#### Material provided:
***

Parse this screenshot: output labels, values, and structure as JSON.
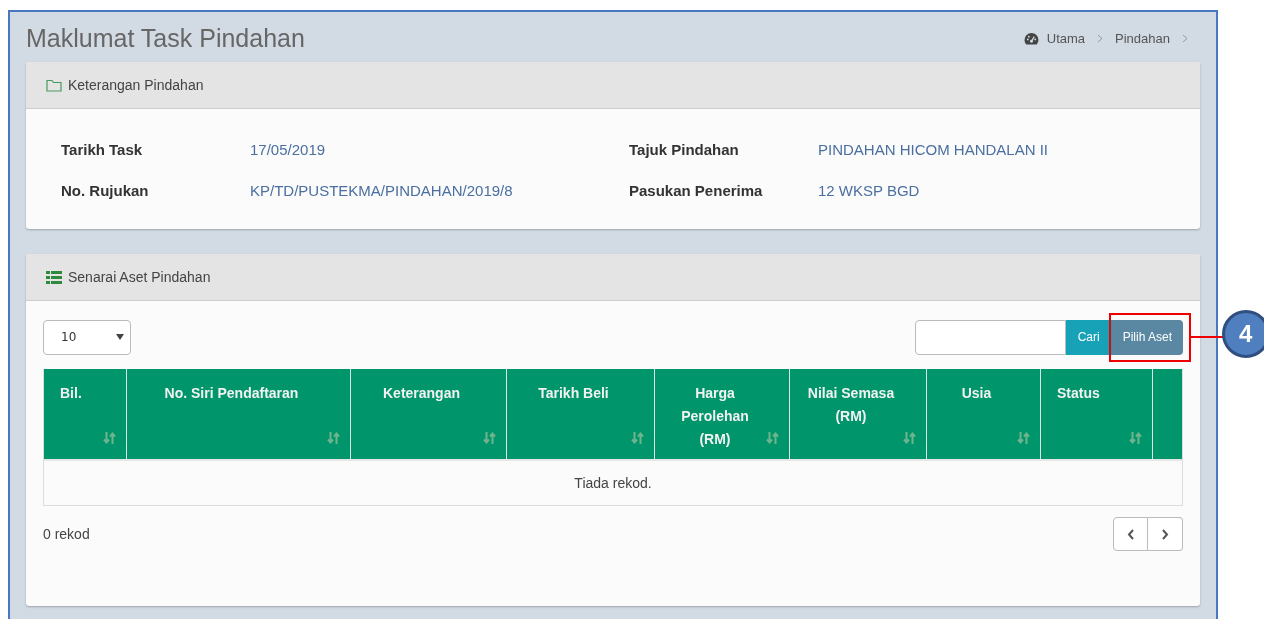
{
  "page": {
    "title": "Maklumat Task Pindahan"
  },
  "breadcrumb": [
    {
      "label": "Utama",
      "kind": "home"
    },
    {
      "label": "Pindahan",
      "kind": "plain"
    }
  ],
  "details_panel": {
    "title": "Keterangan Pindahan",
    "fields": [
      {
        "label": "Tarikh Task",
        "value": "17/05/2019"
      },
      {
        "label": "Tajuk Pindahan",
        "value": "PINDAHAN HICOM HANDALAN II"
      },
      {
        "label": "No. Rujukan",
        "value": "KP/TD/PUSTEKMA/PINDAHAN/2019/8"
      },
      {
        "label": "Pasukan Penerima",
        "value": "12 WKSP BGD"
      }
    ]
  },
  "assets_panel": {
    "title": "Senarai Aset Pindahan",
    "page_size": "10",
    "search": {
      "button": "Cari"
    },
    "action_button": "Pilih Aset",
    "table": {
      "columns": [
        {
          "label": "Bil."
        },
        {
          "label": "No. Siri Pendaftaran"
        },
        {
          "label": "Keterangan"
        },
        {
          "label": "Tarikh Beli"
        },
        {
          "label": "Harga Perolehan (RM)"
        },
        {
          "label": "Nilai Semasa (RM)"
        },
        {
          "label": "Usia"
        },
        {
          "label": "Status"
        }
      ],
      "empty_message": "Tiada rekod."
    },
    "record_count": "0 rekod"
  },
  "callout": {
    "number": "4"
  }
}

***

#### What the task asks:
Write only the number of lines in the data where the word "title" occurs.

#### Response:
3